But the hugely popular Armed Forces Day Family Fun Day at Rouken Glen Park in Giffnock is facing the axe under council plans to make £26million of savings.

East Renfrewshire Council has announced it is looking at making savings of £1.23million across the various departments including in the Communications team with staff no longer working at desks as as they will now work "in an agile way".

But according to the council this will also mean that the Armed Forces Day fun event will no longer be resourced.

The event, which regularly attracts more than 6,000 people, opens with a flag-raising ceremony followed by a colourful parade featuring veterans, reservists, cadets and serving soldiers, marching to the sounds of the pipes and drums.

A host of family fun was on offer this year including a bike display team, a farmers' market, outdoor laser quest, zorb football, archery and an inflatable assault course.

Armed Forces Day is a national celebration held to give people the chance to show support for those who have sacrificed themselves for their country, from serving troops and service families to veterans and cadets.

A council document says: "With a reduced resource within our Communications team there will no longer be the capacity to continue running the annual Armed Forces Day fun day event.

"The Armed Forces Day flag raising ceremony attended by veterans from across the area would be retained."

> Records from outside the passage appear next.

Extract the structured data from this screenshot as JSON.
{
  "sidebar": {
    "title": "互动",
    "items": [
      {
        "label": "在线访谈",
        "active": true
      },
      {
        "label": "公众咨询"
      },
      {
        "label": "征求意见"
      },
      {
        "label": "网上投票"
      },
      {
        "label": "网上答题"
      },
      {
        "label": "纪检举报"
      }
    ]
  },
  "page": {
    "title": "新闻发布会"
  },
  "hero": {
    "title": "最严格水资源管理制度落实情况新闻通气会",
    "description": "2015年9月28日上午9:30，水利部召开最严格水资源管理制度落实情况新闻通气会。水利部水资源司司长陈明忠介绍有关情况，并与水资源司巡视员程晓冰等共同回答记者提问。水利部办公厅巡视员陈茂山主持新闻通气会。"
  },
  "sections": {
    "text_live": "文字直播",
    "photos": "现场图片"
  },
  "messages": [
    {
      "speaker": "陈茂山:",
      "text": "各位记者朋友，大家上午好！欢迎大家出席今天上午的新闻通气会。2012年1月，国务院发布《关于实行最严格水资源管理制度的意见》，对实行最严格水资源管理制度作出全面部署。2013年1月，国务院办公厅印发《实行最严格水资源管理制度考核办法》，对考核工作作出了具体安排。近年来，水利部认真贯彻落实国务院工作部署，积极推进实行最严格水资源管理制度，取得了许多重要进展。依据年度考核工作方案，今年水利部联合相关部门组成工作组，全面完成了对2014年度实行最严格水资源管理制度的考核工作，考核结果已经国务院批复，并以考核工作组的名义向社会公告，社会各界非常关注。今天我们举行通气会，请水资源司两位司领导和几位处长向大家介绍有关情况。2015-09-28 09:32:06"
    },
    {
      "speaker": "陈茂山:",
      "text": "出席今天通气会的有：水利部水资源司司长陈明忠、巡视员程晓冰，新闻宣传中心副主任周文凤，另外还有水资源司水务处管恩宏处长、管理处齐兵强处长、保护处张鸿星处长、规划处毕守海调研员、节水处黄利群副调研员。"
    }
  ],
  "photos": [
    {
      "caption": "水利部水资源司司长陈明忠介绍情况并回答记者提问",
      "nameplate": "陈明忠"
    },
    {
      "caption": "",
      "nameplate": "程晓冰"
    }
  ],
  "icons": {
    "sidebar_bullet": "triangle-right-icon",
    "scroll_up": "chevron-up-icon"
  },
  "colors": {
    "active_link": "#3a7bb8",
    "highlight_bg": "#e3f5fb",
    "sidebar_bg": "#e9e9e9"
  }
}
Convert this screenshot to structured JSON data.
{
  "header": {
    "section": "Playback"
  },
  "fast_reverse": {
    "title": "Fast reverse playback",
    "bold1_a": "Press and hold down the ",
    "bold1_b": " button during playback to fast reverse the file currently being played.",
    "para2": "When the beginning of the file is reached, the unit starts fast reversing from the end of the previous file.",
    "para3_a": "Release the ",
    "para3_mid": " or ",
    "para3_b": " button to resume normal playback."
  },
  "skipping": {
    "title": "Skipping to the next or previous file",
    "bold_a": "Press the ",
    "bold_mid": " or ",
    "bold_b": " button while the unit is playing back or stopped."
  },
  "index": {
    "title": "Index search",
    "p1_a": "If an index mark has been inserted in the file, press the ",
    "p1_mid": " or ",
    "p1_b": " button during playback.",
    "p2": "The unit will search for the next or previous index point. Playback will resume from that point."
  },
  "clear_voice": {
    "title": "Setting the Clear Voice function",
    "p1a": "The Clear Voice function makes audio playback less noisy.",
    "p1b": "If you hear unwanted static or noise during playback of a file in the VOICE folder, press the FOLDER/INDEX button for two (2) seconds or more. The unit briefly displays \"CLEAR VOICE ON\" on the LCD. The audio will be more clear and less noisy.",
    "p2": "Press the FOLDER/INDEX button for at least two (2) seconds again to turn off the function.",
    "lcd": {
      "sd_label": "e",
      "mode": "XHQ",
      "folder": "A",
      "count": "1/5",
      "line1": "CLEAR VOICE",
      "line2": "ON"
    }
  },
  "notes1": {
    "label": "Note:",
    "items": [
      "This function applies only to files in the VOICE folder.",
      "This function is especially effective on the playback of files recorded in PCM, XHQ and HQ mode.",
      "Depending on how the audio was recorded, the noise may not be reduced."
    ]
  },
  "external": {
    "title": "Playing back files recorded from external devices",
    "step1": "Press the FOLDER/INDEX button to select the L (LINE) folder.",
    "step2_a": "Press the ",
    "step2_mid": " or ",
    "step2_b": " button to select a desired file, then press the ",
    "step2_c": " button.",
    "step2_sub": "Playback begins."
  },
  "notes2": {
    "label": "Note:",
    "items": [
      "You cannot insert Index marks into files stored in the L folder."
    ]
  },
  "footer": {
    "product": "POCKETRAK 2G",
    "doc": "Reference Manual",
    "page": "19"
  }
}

East Renfrewshire is planning to making £26 million worth of savings and axe hundreds of jobs but will also increase council tax bills by nearly 10 per cent.

The council, which includes the affluent suburbs of Giffnock and Newton Mearns, has launched a public consultation on setting its budget for the next three years in which it projects the shortfall.

Council tax bills for residents will rise by three per cent in each of the next three years and follows a similar rise this year and will put more than £100 on the annual average Band D rate and will see 300 posts lost - around 9per cent of the total workforce.

East Renfrewshire is also looking to make "significant" cuts of £9m in its education budget. This would see class sizes rise in schools, fewer classes in secondaries and all pupil support assistants phased out in just four years.

The Labour-SNP coalition-led council also plans a 10 per cent reduction in its roads budget and a huge £9.11m cut in health and social care - equivalent to savings of 20 per cent.

It comes as councils are facing a financial black hole of more than half a billion pounds in only two years' time unless they make major cuts, according to an official analysis.

More than one-third of Scotland's 32 local authorities will face a funding gap that is greater than the amount of cash they have in reserves, its report said, despite managing their funds well in the face of deep cuts by the Scottish Governments to their grants.

An East Renfrewshire Council spokesperson said: “We would continue to recognise and honour the contribution of our Armed Forces, past and present, through our annual Armed Forces Day flag raising ceremony at Rouken Glen Park which is attended by veterans from across the area and a range of armed forces personnel.”